= Required action =
From top to bottom, each entry below must be reproduced exactly.

Data records for software interfaces:
******************************

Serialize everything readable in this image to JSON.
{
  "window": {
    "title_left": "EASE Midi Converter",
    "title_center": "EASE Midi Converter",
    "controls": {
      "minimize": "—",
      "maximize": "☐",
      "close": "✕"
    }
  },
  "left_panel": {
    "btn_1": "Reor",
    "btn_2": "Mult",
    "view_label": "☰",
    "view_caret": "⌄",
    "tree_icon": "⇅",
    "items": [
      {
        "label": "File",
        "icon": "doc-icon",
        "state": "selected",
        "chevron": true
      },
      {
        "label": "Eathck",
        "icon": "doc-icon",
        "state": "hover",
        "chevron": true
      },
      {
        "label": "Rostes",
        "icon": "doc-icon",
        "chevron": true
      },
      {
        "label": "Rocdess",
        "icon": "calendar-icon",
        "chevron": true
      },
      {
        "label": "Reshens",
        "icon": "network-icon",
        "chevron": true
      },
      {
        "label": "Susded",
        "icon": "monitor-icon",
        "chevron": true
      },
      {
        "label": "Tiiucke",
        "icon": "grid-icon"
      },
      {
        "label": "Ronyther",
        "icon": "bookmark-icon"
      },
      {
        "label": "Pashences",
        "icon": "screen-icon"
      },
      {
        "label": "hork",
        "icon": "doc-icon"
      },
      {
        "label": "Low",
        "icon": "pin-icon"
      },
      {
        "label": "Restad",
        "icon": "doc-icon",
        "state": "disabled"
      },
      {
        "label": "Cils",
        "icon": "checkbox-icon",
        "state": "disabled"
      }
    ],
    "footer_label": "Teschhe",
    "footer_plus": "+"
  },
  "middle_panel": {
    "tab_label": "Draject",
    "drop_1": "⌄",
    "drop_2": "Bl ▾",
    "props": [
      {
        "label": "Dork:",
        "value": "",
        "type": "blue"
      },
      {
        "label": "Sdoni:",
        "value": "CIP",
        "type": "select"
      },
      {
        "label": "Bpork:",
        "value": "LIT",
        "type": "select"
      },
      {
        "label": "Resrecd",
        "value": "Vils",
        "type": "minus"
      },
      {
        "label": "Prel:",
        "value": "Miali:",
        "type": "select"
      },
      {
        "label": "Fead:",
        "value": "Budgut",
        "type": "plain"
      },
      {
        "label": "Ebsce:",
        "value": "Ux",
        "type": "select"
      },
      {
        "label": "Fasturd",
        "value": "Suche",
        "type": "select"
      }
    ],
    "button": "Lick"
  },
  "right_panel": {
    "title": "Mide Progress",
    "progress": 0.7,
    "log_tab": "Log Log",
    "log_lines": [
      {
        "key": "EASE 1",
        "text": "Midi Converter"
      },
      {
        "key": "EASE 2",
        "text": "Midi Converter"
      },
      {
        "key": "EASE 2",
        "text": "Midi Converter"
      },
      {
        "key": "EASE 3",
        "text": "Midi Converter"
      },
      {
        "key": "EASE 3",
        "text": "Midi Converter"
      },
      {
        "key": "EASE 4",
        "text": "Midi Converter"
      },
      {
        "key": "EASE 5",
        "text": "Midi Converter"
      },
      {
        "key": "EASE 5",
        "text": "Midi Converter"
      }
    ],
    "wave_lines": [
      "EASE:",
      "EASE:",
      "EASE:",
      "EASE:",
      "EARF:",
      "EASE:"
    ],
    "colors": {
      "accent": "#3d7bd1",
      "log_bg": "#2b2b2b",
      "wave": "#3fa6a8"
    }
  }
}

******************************

= Exercise solution =
Serialize everything readable in this image to JSON.
{
  "window": {
    "title_left": "EASE Midi Converter",
    "title_center": "EASE Midi Converter",
    "controls": {
      "minimize": "—",
      "maximize": "☐",
      "close": "✕"
    }
  },
  "left_panel": {
    "btn_1": "Reor",
    "btn_2": "Mult",
    "view_label": "☰",
    "view_caret": "⌄",
    "tree_icon": "⇅",
    "items": [
      {
        "label": "File",
        "icon": "doc-icon",
        "state": "selected",
        "chevron": true
      },
      {
        "label": "Eathck",
        "icon": "doc-icon",
        "state": "hover",
        "chevron": true
      },
      {
        "label": "Rostes",
        "icon": "doc-icon",
        "chevron": true
      },
      {
        "label": "Rocdess",
        "icon": "calendar-icon",
        "chevron": true
      },
      {
        "label": "Reshens",
        "icon": "network-icon",
        "chevron": true
      },
      {
        "label": "Susded",
        "icon": "monitor-icon",
        "chevron": true
      },
      {
        "label": "Tiiucke",
        "icon": "grid-icon"
      },
      {
        "label": "Ronyther",
        "icon": "bookmark-icon"
      },
      {
        "label": "Pashences",
        "icon": "screen-icon"
      },
      {
        "label": "hork",
        "icon": "doc-icon"
      },
      {
        "label": "Low",
        "icon": "pin-icon"
      },
      {
        "label": "Restad",
        "icon": "doc-icon",
        "state": "disabled"
      },
      {
        "label": "Cils",
        "icon": "checkbox-icon",
        "state": "disabled"
      }
    ],
    "footer_label": "Teschhe",
    "footer_plus": "+"
  },
  "middle_panel": {
    "tab_label": "Draject",
    "drop_1": "⌄",
    "drop_2": "Bl ▾",
    "props": [
      {
        "label": "Dork:",
        "value": "",
        "type": "blue"
      },
      {
        "label": "Sdoni:",
        "value": "CIP",
        "type": "select"
      },
      {
        "label": "Bpork:",
        "value": "LIT",
        "type": "select"
      },
      {
        "label": "Resrecd",
        "value": "Vils",
        "type": "minus"
      },
      {
        "label": "Prel:",
        "value": "Miali:",
        "type": "select"
      },
      {
        "label": "Fead:",
        "value": "Budgut",
        "type": "plain"
      },
      {
        "label": "Ebsce:",
        "value": "Ux",
        "type": "select"
      },
      {
        "label": "Fasturd",
        "value": "Suche",
        "type": "select"
      }
    ],
    "button": "Lick"
  },
  "right_panel": {
    "title": "Mide Progress",
    "progress": 0.7,
    "log_tab": "Log Log",
    "log_lines": [
      {
        "key": "EASE 1",
        "text": "Midi Converter"
      },
      {
        "key": "EASE 2",
        "text": "Midi Converter"
      },
      {
        "key": "EASE 2",
        "text": "Midi Converter"
      },
      {
        "key": "EASE 3",
        "text": "Midi Converter"
      },
      {
        "key": "EASE 3",
        "text": "Midi Converter"
      },
      {
        "key": "EASE 4",
        "text": "Midi Converter"
      },
      {
        "key": "EASE 5",
        "text": "Midi Converter"
      },
      {
        "key": "EASE 5",
        "text": "Midi Converter"
      }
    ],
    "wave_lines": [
      "EASE:",
      "EASE:",
      "EASE:",
      "EASE:",
      "EARF:",
      "EASE:"
    ],
    "colors": {
      "accent": "#3d7bd1",
      "log_bg": "#2b2b2b",
      "wave": "#3fa6a8"
    }
  }
}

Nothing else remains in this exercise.